§ **EXERCISE BRIEF**
Every record must be repeated precisely as it stands.

• • • • • • •

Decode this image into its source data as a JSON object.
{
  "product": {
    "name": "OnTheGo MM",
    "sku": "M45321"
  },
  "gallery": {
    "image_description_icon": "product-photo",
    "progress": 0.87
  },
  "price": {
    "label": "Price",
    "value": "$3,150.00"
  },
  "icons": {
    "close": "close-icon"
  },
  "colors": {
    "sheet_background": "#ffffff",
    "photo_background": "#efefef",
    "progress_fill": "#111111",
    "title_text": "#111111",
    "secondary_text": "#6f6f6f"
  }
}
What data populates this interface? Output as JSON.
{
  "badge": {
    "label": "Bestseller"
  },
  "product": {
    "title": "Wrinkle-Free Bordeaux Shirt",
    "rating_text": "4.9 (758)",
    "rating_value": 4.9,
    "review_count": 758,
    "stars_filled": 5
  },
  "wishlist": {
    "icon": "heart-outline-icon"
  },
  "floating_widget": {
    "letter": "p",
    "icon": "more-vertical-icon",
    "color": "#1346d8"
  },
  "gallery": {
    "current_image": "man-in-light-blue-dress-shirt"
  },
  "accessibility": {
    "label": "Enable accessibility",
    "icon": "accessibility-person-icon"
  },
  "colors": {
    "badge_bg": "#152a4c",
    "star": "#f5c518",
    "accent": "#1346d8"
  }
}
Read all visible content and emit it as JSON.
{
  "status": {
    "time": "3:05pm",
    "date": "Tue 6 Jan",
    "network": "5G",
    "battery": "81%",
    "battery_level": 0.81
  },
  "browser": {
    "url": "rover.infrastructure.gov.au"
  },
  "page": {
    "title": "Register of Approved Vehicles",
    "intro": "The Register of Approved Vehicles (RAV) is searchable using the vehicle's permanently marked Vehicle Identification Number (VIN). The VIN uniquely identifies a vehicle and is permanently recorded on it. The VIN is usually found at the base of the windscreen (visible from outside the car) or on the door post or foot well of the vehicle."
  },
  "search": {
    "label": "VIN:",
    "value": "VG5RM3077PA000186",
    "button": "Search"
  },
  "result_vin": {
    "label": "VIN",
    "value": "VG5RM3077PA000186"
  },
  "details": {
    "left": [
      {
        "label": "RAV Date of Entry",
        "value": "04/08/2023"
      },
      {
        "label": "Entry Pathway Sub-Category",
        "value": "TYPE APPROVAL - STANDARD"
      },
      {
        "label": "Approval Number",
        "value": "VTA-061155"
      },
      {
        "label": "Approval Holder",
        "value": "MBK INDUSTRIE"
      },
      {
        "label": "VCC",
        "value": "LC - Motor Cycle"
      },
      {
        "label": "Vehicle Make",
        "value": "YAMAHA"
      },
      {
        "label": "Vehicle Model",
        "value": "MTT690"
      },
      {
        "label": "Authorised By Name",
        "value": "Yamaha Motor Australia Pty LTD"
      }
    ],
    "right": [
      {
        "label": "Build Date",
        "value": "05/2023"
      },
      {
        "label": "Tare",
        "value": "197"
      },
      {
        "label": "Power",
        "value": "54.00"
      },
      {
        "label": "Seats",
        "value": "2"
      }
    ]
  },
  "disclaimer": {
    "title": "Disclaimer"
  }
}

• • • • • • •

§ **EXERCISE SOLUTION**
Decode this image into its source data as a JSON object.
{
  "product": {
    "name": "OnTheGo MM",
    "sku": "M45321"
  },
  "gallery": {
    "image_description_icon": "product-photo",
    "progress": 0.87
  },
  "price": {
    "label": "Price",
    "value": "$3,150.00"
  },
  "icons": {
    "close": "close-icon"
  },
  "colors": {
    "sheet_background": "#ffffff",
    "photo_background": "#efefef",
    "progress_fill": "#111111",
    "title_text": "#111111",
    "secondary_text": "#6f6f6f"
  }
}
What data populates this interface? Output as JSON.
{
  "badge": {
    "label": "Bestseller"
  },
  "product": {
    "title": "Wrinkle-Free Bordeaux Shirt",
    "rating_text": "4.9 (758)",
    "rating_value": 4.9,
    "review_count": 758,
    "stars_filled": 5
  },
  "wishlist": {
    "icon": "heart-outline-icon"
  },
  "floating_widget": {
    "letter": "p",
    "icon": "more-vertical-icon",
    "color": "#1346d8"
  },
  "gallery": {
    "current_image": "man-in-light-blue-dress-shirt"
  },
  "accessibility": {
    "label": "Enable accessibility",
    "icon": "accessibility-person-icon"
  },
  "colors": {
    "badge_bg": "#152a4c",
    "star": "#f5c518",
    "accent": "#1346d8"
  }
}
Read all visible content and emit it as JSON.
{
  "status": {
    "time": "3:05pm",
    "date": "Tue 6 Jan",
    "network": "5G",
    "battery": "81%",
    "battery_level": 0.81
  },
  "browser": {
    "url": "rover.infrastructure.gov.au"
  },
  "page": {
    "title": "Register of Approved Vehicles",
    "intro": "The Register of Approved Vehicles (RAV) is searchable using the vehicle's permanently marked Vehicle Identification Number (VIN). The VIN uniquely identifies a vehicle and is permanently recorded on it. The VIN is usually found at the base of the windscreen (visible from outside the car) or on the door post or foot well of the vehicle."
  },
  "search": {
    "label": "VIN:",
    "value": "VG5RM3077PA000186",
    "button": "Search"
  },
  "result_vin": {
    "label": "VIN",
    "value": "VG5RM3077PA000186"
  },
  "details": {
    "left": [
      {
        "label": "RAV Date of Entry",
        "value": "04/08/2023"
      },
      {
        "label": "Entry Pathway Sub-Category",
        "value": "TYPE APPROVAL - STANDARD"
      },
      {
        "label": "Approval Number",
        "value": "VTA-061155"
      },
      {
        "label": "Approval Holder",
        "value": "MBK INDUSTRIE"
      },
      {
        "label": "VCC",
        "value": "LC - Motor Cycle"
      },
      {
        "label": "Vehicle Make",
        "value": "YAMAHA"
      },
      {
        "label": "Vehicle Model",
        "value": "MTT690"
      },
      {
        "label": "Authorised By Name",
        "value": "Yamaha Motor Australia Pty LTD"
      }
    ],
    "right": [
      {
        "label": "Build Date",
        "value": "05/2023"
      },
      {
        "label": "Tare",
        "value": "197"
      },
      {
        "label": "Power",
        "value": "54.00"
      },
      {
        "label": "Seats",
        "value": "2"
      }
    ]
  },
  "disclaimer": {
    "title": "Disclaimer"
  }
}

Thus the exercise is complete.